Uralia tries not to let international activists in, so they have to pose as tourists on the border. Security checks on Turku International Airport are meticulous and sometimes people are interrogated for hours before entering the country, or when leaving. Those who are found to be activists are detained, sent back home on the next plane and often banned from entering Uralia (and thus the Occupied Finnish Territories) again. Sometimes activists are arrested on the Occupied Territories and then deported. However, internationals are treated on different standards than the Finns, so they rarely experience violence from Uralian officers.
In addition to the international activists, there is also a tiny but loud Uralian radical left that is opposed to the occupation on principle. Many of them either refuse military service despite the prison sentence it means or manage to avoid it using medical reasons and such. They often come to the Occupied Territories to take part in demonstrations. These principled activists are generally seen as fools and traitors in Uralian society. Uralian activists do not face the same risks as the Finns – if arrested, they are typically released within a day or two, and they are rarely beaten by the soldiers, though it is not unheard of. Uralian activists also often face suspicion from the Finns.
In addition to the radical left, there are various different human rights and peace and coexistence groups in Uralia, many of them quite mainstream. Most of them operate on the principle that there is a conflict with two equal sides – the Uralians and the Finns, and if the people only learned to know each other on a personal level, somehow a solution would be found. The groups organize gatherings where Finns and Uralians can meet each other. Some of these initiatives are supported by foreign governments. As the term “occupation” is controversial in Uralia and rarely used, most of these groups avoid using it (or ban discussing politics at all). Many of their members still serve in the army reserves.
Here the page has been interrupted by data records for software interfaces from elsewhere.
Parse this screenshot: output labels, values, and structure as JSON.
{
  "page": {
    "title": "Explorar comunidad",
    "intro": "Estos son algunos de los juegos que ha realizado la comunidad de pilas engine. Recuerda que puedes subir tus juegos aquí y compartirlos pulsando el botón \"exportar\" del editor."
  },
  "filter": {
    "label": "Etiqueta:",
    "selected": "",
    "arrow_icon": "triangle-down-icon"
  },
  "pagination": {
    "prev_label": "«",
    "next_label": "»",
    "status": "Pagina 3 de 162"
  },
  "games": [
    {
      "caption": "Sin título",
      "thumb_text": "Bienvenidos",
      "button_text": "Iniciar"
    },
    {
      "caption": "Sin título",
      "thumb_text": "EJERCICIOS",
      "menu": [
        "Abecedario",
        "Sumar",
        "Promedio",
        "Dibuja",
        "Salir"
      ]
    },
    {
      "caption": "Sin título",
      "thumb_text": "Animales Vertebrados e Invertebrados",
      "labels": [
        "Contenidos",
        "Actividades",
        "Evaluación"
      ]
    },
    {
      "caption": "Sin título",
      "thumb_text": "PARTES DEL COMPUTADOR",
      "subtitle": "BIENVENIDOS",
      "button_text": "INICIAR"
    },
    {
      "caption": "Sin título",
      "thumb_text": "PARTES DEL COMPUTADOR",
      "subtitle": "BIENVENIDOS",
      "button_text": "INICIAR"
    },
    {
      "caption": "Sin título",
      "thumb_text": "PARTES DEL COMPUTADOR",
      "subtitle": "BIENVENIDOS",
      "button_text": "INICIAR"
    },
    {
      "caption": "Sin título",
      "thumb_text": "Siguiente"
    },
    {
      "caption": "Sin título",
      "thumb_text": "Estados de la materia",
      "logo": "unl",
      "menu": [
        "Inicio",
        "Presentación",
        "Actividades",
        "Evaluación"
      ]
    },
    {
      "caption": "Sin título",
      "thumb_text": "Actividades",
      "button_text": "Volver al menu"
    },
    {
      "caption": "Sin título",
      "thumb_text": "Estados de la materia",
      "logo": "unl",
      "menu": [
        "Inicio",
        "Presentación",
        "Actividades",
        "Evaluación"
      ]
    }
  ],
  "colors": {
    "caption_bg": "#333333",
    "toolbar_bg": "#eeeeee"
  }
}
As many years of these meetings have failed to produce any result, many Finns in the occupied territories think that attending such only serves to make Uralians and foreign governments feel good about the situation, while failing to challenge the occupation.